Page: 12912


Senator Faulkner asked the Minister representing the Minister for Education, Training and Youth Affairs, upon notice, on 21 September 1999:

(1) Of the requests for disclosure of information under the Freedom of Information Act dealt with by the department, or any agency in the portfolio, since 3 March 1996, how many requests have been made by: (a) member of the House of Representatives; or (b) a member of the Senate.

(2) Of the cases relevant to (a) and (b) in (1), how many requests regarding access were: (a) partially successful; or (b) refused.

(3) Of the cases relevant to (a) and (b) in (1), how many requests regarding charges were: (a) partially successful; or (b) refused.

(4) Of the cases relevant to (2) and (3), how many of the department's or agency's written reasons for decision used, as grounds for refusal under the Act, a reference to members of Parliament having access to parliamentary processes to seek information from departments.

(5) Is the department, or any agency in the portfolio, aware of any provision contained in legislation, or departmental guidelines, or practice where the applicant's employment provision can be, or has been, used as grounds for refusing access to documents and/or refusing to waive charges, other than that set out in (4).


Senator Ellison (Special Minister of State) —The Minister for Education, Training and Youth Affairs has provided the following answer to the honourable senator's question:

(1) The status of an applicant as a Member of Parliament is not a matter relevant to the consideration of an application under the Freedom of Information Act 1982, and as such the Department of Education, Training and Youth Affairs (DETYA) has never sought to collect that information. The current portfolio arrangements came into existence on 21 October 1998. Of the 26 matters handled by DETYA since 21 October 1998 to the date of this question, one request was from a Member of the House of Representatives and no requests have been received from a Senator.

(2) The status of an applicant as a Member of Parliament is not a matter relevant to the consideration of an application under the Freedom of Information Act 1982, and as such DETYA has never sought to collect that information. With regard to the single matter handled by DETYA since 21 October 1998, the request was withdrawn by the applicant.

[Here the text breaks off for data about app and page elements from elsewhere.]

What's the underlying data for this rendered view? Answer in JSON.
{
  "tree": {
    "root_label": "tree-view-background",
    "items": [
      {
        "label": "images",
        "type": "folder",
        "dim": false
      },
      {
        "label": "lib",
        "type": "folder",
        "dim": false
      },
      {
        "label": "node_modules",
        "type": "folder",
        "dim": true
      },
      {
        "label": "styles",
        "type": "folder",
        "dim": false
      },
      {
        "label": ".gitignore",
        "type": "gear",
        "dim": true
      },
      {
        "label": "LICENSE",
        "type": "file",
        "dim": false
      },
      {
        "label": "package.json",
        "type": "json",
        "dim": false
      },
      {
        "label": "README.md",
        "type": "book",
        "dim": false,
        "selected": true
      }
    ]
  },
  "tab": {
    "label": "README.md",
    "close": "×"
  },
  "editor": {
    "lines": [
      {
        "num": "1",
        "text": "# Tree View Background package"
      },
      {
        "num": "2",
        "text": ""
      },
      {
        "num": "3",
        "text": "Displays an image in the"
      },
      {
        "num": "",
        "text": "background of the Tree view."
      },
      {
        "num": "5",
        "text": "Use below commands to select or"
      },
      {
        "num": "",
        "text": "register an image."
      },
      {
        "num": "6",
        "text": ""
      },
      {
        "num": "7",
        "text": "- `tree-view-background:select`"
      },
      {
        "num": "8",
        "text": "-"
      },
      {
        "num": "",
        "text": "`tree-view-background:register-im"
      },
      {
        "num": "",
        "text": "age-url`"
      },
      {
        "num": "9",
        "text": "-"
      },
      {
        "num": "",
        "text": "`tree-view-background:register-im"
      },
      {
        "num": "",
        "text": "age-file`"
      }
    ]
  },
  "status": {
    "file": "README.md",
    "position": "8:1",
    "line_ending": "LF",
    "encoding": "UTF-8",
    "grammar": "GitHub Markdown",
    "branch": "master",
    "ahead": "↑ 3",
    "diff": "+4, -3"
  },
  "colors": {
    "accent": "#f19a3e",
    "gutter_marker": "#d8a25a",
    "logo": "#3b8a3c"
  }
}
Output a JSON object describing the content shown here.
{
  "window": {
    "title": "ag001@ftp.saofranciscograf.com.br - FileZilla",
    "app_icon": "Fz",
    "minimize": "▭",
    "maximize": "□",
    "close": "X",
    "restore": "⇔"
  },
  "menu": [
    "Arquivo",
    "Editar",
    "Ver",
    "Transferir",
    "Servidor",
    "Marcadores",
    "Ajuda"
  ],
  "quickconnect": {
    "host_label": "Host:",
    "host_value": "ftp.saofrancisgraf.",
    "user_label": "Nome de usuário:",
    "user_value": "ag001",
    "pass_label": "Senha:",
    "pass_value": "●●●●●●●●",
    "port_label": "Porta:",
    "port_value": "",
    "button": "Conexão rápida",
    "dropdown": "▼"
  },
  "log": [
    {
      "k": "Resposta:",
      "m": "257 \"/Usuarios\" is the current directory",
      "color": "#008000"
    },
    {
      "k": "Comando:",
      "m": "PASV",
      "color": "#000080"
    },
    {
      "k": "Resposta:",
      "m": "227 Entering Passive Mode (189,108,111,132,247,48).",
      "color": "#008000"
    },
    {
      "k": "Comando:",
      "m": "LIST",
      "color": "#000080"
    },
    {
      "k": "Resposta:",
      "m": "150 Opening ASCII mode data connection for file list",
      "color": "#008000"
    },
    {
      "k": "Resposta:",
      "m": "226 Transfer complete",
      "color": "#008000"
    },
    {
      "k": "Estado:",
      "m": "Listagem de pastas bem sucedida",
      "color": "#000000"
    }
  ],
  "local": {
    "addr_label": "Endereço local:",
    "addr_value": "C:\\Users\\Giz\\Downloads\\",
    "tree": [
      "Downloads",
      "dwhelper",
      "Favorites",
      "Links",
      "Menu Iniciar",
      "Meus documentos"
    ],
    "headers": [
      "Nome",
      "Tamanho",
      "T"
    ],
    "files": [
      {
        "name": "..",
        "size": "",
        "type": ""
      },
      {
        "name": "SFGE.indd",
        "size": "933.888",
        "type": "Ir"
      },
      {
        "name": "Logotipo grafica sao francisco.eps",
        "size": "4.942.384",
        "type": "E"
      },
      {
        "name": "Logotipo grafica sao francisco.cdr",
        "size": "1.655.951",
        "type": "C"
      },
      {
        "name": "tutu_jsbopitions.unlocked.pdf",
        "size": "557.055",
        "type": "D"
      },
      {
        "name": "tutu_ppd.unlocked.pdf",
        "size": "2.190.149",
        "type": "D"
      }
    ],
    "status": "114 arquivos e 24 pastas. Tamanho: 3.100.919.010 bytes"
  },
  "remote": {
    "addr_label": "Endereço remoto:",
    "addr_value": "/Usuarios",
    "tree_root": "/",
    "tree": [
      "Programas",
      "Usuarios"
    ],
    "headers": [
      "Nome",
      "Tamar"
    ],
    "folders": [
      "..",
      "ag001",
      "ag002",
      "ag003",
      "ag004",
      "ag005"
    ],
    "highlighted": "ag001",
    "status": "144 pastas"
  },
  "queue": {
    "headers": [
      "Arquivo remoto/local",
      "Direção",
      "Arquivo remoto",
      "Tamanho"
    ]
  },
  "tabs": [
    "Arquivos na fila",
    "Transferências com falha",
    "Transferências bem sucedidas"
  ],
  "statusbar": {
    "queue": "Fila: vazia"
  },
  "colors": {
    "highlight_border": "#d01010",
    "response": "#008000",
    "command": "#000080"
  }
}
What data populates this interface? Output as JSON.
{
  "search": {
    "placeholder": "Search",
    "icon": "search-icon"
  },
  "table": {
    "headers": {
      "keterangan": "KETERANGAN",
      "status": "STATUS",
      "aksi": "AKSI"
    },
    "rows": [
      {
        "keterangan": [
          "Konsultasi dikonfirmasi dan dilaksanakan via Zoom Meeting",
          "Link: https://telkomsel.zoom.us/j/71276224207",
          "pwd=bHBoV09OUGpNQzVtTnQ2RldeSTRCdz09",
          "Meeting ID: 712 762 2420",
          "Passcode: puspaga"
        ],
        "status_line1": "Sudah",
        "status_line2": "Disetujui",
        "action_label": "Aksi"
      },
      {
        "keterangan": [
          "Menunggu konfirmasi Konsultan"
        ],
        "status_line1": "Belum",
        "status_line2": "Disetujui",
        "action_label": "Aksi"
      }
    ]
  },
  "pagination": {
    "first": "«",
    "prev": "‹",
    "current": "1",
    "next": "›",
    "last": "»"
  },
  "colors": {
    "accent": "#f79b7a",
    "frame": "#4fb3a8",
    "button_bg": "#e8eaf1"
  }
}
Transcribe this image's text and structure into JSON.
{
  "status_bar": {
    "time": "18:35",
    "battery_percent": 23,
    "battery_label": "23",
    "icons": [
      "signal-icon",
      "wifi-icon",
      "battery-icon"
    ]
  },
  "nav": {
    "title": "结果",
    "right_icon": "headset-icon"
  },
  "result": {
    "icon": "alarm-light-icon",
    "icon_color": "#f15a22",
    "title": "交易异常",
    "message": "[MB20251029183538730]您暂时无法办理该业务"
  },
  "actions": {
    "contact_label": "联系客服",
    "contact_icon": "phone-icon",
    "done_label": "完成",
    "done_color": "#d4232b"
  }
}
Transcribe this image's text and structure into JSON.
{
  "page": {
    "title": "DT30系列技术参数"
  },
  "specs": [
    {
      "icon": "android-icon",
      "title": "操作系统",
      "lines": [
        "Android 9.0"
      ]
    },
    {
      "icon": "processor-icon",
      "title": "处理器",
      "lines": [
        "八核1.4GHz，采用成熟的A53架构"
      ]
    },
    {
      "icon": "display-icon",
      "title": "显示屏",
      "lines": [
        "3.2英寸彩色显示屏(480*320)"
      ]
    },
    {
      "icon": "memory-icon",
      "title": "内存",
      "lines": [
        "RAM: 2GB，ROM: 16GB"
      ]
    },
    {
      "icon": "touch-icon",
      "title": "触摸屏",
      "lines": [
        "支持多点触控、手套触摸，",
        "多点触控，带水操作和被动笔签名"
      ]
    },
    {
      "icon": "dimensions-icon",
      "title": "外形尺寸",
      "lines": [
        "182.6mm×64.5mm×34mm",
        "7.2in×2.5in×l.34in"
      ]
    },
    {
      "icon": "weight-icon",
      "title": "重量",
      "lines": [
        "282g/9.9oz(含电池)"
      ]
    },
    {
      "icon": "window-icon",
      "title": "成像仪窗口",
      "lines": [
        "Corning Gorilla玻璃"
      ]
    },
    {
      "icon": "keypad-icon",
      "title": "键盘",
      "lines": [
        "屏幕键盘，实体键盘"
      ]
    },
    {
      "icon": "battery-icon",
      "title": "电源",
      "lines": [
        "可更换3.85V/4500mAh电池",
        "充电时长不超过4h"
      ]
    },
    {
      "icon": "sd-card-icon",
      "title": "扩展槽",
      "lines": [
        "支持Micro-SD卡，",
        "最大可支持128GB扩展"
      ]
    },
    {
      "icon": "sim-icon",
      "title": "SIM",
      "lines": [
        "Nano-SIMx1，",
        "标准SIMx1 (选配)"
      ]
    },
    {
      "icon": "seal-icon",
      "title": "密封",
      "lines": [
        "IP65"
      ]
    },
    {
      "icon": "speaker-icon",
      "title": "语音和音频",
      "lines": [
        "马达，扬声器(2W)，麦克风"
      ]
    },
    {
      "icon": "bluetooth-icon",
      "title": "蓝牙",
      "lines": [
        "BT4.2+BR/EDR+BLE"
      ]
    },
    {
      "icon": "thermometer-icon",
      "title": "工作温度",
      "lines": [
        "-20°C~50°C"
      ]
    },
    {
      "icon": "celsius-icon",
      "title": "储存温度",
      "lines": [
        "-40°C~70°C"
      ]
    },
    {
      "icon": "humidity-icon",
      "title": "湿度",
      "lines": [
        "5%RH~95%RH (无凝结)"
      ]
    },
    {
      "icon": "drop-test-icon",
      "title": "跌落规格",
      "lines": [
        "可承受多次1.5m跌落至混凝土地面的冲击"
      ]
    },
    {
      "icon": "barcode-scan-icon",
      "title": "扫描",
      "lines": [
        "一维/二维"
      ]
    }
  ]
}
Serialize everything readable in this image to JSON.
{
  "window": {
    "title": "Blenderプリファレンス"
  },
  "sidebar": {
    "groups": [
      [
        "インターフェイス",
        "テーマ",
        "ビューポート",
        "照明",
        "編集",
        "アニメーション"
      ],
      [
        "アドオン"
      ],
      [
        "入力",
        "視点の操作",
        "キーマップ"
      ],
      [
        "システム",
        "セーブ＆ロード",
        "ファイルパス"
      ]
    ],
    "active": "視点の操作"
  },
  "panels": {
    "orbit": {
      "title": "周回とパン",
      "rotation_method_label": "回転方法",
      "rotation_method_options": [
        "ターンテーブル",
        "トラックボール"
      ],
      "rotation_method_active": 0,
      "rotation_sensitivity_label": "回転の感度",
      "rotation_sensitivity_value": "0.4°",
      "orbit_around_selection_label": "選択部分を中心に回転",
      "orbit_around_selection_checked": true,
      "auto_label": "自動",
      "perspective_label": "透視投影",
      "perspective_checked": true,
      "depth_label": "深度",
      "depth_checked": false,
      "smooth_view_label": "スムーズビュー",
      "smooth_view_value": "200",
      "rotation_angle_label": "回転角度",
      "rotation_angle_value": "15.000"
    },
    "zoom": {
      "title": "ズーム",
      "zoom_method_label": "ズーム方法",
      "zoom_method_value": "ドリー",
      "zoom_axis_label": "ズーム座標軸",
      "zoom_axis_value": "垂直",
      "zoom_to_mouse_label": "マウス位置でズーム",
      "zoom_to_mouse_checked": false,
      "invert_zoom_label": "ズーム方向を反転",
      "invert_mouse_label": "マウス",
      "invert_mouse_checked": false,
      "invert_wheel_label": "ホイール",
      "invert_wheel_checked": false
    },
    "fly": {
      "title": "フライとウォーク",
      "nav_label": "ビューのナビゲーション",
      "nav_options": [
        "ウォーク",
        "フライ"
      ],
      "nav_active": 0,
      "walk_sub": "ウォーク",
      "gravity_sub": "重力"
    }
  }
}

(3) The status of an applicant as a Member of Parliament may provide some basis for an argument that fees and charges should be waived on the grounds that the release of the documents or information is in the public interest. With regard to the single matter handled by the DETYA since 21 October 1998, the applicant did not submit a request for remission of fees or charges to the Department.

(4) The status of an applicant as a Member of Parliament is not a matter relevant to the consideration of an application under the Freedom of Information Act 1982, and as such DETYA has never sought to collect that information. With regard to the single matter handled by the Department since 21 October 1998, no decision was made as the application was withdrawn.

(5) The applicant's employment provision, of its own, is only relevant where the person is on a prescribed benefit and seeking access to information about themselves. In all other circumstances, the applicant's employment provision, of its own, is not a specific ground on which a decision can be made. However, a person's income may well effect a decision to waive fees and charges if the applicant argues financial hardship and a person's employment may add or detract from an argument that the fees and charges should be remitted as the release of the documents will add to the public debate. Some guidance on these matters is contained in the FOI Memoranda produced by the Attorney-General's Department and relevant case law.